The U.S. government doesn't generally restrict the use or distribution of most types of its works. However, statutes such as the Freedom of Information Act (FOIA) provide the government with authority to restrict access for such purposes as national security and export control, and to files relating to personnel, medical and similar issues.
This can be a confusing area of copyright. Further guidance is provided in this January 2020 article by Bonnie Klein: Copyright Alert! Even U.S. Government Information May Be Protected by Copyright.
Works of Joint Authorship
If a government employee and an independent consultant (i.e., not a government employee) jointly create a work such as an e-book or research paper, there's an issue as to whether the government may co-own the copyright in that work with the independent contractor. In such a situation, the government may choose to obtain permission from the independent contractor to use and distribute the work. The government may go even further and obtain an assignment of copyright in the work from the independent consultant.
Government Employees Creating Works Outside Their Work Duties
Federal government employees have and retain copyright protection in their works in certain situations. For example, an employee who writes a novel in the evenings at home would own the copyright in it. An employee who develops a course based on knowledge attained at work would also likely be its copyright owner, unless its development were part of the employee's federal government work duties.
A job description setting out the duties of an employee may help determine the ownership of works related to their day job. Also, government employees pursuing interests beyond their employment might consider entering into a simple agreement with their employing government department. It could state something to the effect that:
- They're creating a work outside their job, and
- They're the owner of copyright in that work.
Putting this in writing prior to creation of the work provides clarity and helps both sides in any work situation. A written agreement is even more important now than ever with many employees working at home and blurring the lines between work and nonwork time and tasks performed during work and nonwork hours.
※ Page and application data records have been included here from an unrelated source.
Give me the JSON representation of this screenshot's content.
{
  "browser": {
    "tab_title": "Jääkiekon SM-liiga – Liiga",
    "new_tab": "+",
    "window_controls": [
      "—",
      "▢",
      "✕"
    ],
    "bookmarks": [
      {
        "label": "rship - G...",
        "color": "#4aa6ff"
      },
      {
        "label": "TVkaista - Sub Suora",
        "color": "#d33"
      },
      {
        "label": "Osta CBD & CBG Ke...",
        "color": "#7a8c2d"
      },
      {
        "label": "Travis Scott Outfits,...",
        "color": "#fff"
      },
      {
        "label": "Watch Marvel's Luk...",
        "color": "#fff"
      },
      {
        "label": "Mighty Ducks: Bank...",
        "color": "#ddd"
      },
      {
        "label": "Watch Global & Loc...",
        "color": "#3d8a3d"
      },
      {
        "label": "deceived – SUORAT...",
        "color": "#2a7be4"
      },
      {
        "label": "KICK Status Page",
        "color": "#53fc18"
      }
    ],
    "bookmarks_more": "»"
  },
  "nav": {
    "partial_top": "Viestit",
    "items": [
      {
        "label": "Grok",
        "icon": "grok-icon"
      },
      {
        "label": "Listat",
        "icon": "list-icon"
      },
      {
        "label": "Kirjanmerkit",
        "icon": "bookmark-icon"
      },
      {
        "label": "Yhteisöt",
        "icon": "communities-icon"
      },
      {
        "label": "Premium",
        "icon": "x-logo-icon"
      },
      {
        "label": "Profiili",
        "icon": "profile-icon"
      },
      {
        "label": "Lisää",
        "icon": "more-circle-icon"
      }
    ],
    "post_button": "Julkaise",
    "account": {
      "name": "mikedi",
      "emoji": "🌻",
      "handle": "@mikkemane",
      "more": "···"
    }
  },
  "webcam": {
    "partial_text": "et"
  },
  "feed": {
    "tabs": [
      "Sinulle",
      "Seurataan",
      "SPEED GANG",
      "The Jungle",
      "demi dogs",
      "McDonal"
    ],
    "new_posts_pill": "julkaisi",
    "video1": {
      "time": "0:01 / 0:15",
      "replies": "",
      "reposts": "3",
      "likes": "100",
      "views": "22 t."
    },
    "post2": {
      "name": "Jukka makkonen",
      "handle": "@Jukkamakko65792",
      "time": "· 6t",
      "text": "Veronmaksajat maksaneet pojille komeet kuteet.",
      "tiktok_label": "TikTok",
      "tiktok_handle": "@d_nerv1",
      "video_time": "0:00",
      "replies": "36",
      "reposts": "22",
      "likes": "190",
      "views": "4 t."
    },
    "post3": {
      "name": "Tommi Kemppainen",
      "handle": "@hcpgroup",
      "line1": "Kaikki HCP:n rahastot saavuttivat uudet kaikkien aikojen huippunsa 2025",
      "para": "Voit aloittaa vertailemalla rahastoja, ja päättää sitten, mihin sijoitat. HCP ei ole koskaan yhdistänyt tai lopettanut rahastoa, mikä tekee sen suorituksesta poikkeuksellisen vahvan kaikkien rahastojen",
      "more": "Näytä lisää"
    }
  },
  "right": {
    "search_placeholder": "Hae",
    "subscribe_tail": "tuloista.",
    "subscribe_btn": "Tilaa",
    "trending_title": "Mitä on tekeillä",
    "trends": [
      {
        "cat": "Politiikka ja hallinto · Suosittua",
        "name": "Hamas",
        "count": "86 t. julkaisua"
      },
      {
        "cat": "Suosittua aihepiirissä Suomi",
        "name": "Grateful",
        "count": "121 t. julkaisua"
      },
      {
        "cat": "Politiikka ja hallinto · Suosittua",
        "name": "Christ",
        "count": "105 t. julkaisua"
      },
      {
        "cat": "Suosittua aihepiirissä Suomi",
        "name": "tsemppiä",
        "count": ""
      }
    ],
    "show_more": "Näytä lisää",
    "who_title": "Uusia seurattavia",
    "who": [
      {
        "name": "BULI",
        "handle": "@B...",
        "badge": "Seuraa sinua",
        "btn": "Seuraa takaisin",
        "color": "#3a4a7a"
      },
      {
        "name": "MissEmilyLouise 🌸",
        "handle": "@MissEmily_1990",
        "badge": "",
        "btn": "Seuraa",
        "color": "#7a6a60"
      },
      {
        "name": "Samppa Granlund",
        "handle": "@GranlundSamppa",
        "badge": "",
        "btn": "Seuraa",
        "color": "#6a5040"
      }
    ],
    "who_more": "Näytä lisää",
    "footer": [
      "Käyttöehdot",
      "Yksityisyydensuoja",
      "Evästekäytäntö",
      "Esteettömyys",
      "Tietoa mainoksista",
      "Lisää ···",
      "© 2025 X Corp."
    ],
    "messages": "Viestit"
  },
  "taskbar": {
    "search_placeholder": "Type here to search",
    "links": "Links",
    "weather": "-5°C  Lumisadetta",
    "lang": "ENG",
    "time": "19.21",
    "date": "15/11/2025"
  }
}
Looking to learn more about U.S. and global copyright and permissions issues from a practical perspective? See our comprehensive, interactive and hands-on Copyright Leadership Certificate course.
You may also enjoy our article A Simple Guide to U.S. Copyright Law.